A 2010 study found that regular coffee consumption increased total cholesterol, but much of this rise in blood lipids was due to an increase in the “good” cholesterol, HDL. The LDL (“bad” cholesterol) to HDL ratio actually improved. This suggests that coffee intake may offer cardiovascular protection in those with low to normal total cholesterol, and low HDL. Cafestol and kahweol, the coffee compounds believed to cause these effects, are highest in unfiltered coffee.
Six cups a days may prevent colorectal cancer.
A study published 2012 suggested that 4 daily cups of coffee can decrease your risk of developing colorectal cancer by 15%, while 6 daily cups may decrease your risk by as much as 40%. The study looked at nearly 500,000 middle-aged Americans, comparing their reported coffee intake to cancer outcomes over a 10 year period. Sadly, 3 cups or less per day did not significantly decrease risks of colorectal cancer.
Coffee can lift your mood, thanks to caffeine and possibly chlorogenic acid.
Caffeine is already established as a reliable, short term enhancer for cognitive function and mood. Recent findings suggest that chlorogenic acid, a component found in both regular and decaf coffee, may be involved in the mood-lifting effects of coffee. Caffeine or no caffeine, coffee may brighten your day.

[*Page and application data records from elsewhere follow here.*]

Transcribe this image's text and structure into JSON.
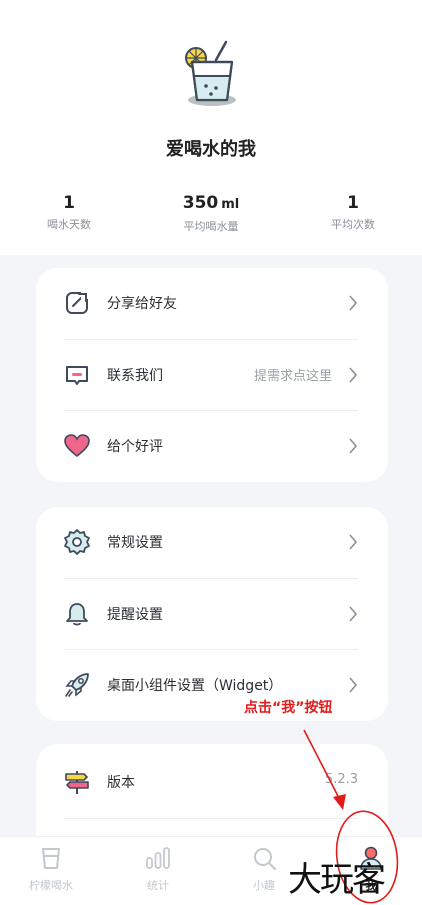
{
  "profile": {
    "nickname": "爱喝水的我",
    "stats": [
      {
        "value": "1",
        "unit": "",
        "label": "喝水天数"
      },
      {
        "value": "350",
        "unit": "ml",
        "label": "平均喝水量"
      },
      {
        "value": "1",
        "unit": "",
        "label": "平均次数"
      }
    ]
  },
  "menu_group_1": {
    "items": [
      {
        "label": "分享给好友",
        "hint": "",
        "icon": "share-icon"
      },
      {
        "label": "联系我们",
        "hint": "提需求点这里",
        "icon": "message-icon"
      },
      {
        "label": "给个好评",
        "hint": "",
        "icon": "heart-icon"
      }
    ]
  },
  "menu_group_2": {
    "items": [
      {
        "label": "常规设置",
        "icon": "gear-icon"
      },
      {
        "label": "提醒设置",
        "icon": "bell-icon"
      },
      {
        "label": "桌面小组件设置（Widget）",
        "icon": "rocket-icon"
      }
    ]
  },
  "menu_group_3": {
    "items": [
      {
        "label": "版本",
        "value": "5.2.3",
        "icon": "signpost-icon"
      }
    ]
  },
  "tabbar": {
    "tabs": [
      {
        "label": "柠檬喝水",
        "icon": "cup-icon",
        "active": false
      },
      {
        "label": "统计",
        "icon": "bar-chart-icon",
        "active": false
      },
      {
        "label": "小趣",
        "icon": "search-icon",
        "active": false
      },
      {
        "label": "我",
        "icon": "person-icon",
        "active": true
      }
    ]
  },
  "annotation": {
    "text": "点击“我”按钮",
    "color": "#e21b1b"
  },
  "watermark": {
    "text": "大玩客"
  },
  "colors": {
    "accent": "#3f4a5a",
    "heart": "#f0668a",
    "highlight": "#ff6b6b"
  }
}
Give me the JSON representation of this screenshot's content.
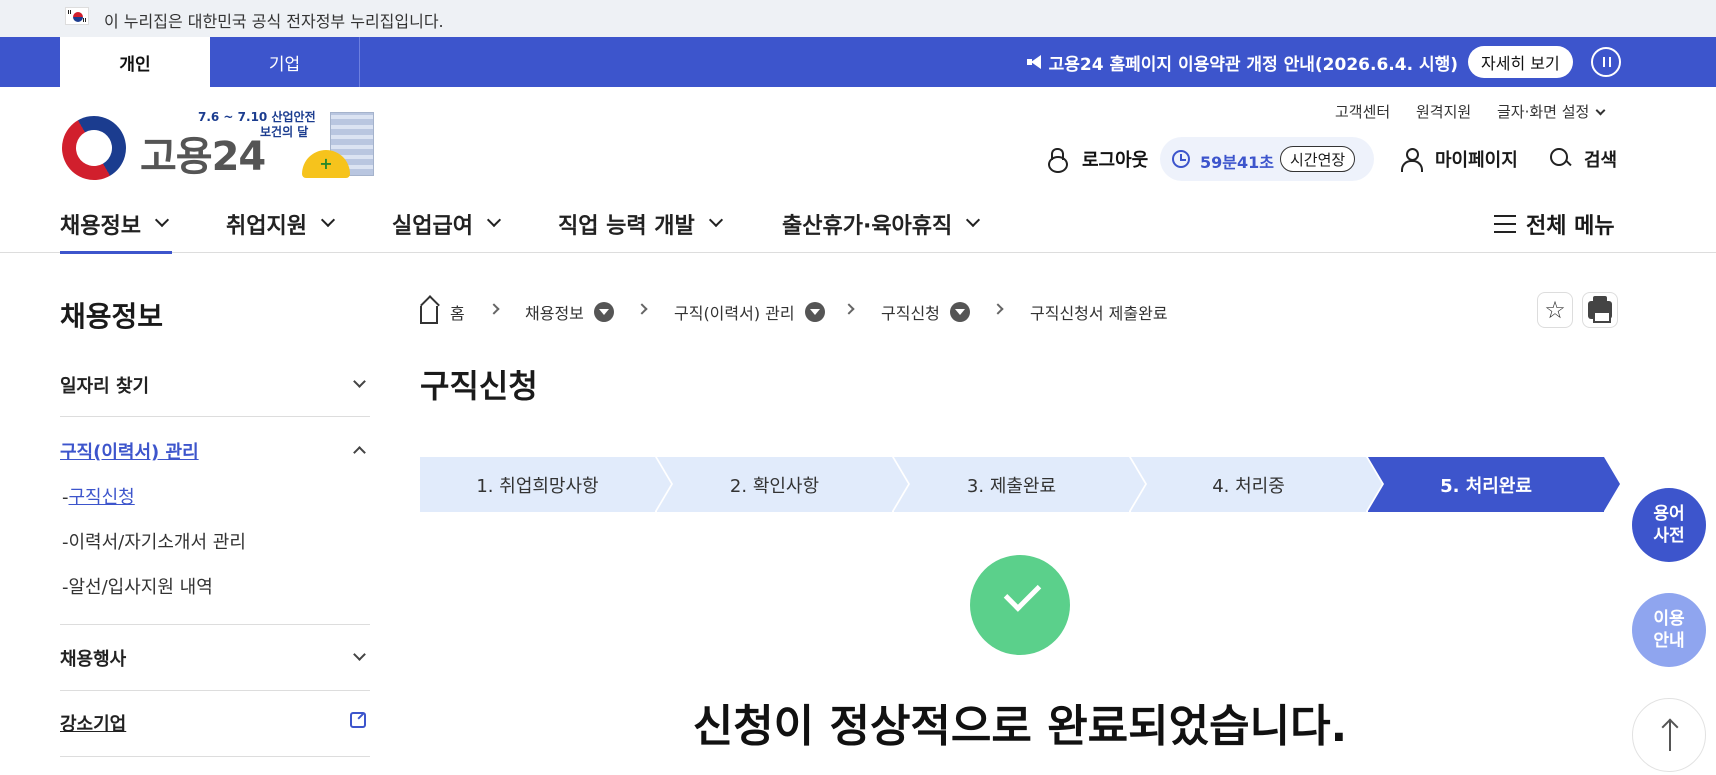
{
  "gov_banner": {
    "text": "이 누리집은 대한민국 공식 전자정부 누리집입니다."
  },
  "topbar": {
    "tabs": [
      {
        "label": "개인"
      },
      {
        "label": "기업"
      }
    ],
    "notice": "고용24 홈페이지 이용약관 개정 안내(2026.6.4. 시행)",
    "detail_label": "자세히 보기"
  },
  "header": {
    "logo_text": "고용24",
    "badge_line1": "7.6 ~ 7.10  산업안전",
    "badge_line2": "보건의 달",
    "util_links": [
      "고객센터",
      "원격지원",
      "글자·화면 설정"
    ],
    "logout_label": "로그아웃",
    "timer": "59분41초",
    "extend_label": "시간연장",
    "mypage_label": "마이페이지",
    "search_label": "검색"
  },
  "gnb": {
    "items": [
      "채용정보",
      "취업지원",
      "실업급여",
      "직업 능력 개발",
      "출산휴가·육아휴직"
    ],
    "all_menu": "전체 메뉴"
  },
  "side": {
    "title": "채용정보",
    "items": [
      "일자리 찾기",
      "구직(이력서) 관리",
      "채용행사",
      "강소기업"
    ],
    "sub_items": [
      "구직신청",
      "이력서/자기소개서 관리",
      "알선/입사지원 내역"
    ]
  },
  "breadcrumb": [
    "홈",
    "채용정보",
    "구직(이력서) 관리",
    "구직신청",
    "구직신청서 제출완료"
  ],
  "page": {
    "title": "구직신청"
  },
  "steps": [
    "1. 취업희망사항",
    "2. 확인사항",
    "3. 제출완료",
    "4. 처리중",
    "5. 처리완료"
  ],
  "completion": {
    "message": "신청이 정상적으로 완료되었습니다."
  },
  "floating": [
    "용어\n사전",
    "이용\n안내"
  ],
  "colors": {
    "brand": "#3d55cc",
    "step_bg": "#e1ebfb",
    "success": "#5bd08b"
  }
}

Stamina, mood enhancement, and cholesterol aside, there are individuals who should limit or avoid coffee. This includes:
1. Individuals with hypertension, especially uncontrolled hypertension
2. Women who are pregnant, suffering from infertility, or symptoms of menopause
3. Individuals with high cholesterol
4. Children and adolescents
5. Individuals with known coffee allergy or food sensitivity
For those limiting their intake, most studies suggest health-altering side effects (both negative and positive) are not experienced with 3 or fewer cups of caffeinated coffee per day.
Dr. Kaley Bourgeois
1. Butts, MS, et al. “Coffee and its consumption: benefits and risks.” Crit Rev Food Sci Nutr. 51.4 (2011): 363-73. Print.
2. Cropley, V. “Does coffee enriched with chlorogenic acids improve mood and cognition after acute administration in healthy elderly? A pilot study.” Psychopharmacology (Berl). 219.3 (2012): 737-49. Print.
3. Higdon, JF, et al. “Coffee and health: a review of recent human research.” Crit Rev Food Sci Nutr. 46.2 (2006): 101-23. Print.
4. Johnson-Kozlow, M, et al. “Coffee consumption and cognitive function among older adults.” Am J Epidemiol. 156.9 (2002): 842-50. Print.
5. Kempf, K, et al. “Effects of coffee consumption on subclinical inflammation and other risk factors for type 2 diabetes: a clinical trial.” Am J Clin Nutr. 91.4 (2009): 950-7. Print.
6. Sinha R, et al. Caffeinated and decaffeinated coffee and tea intakes and risk of colorectal cancer in a large prospective study. American Journal of Clinical Nutrition. Published online June 13 2012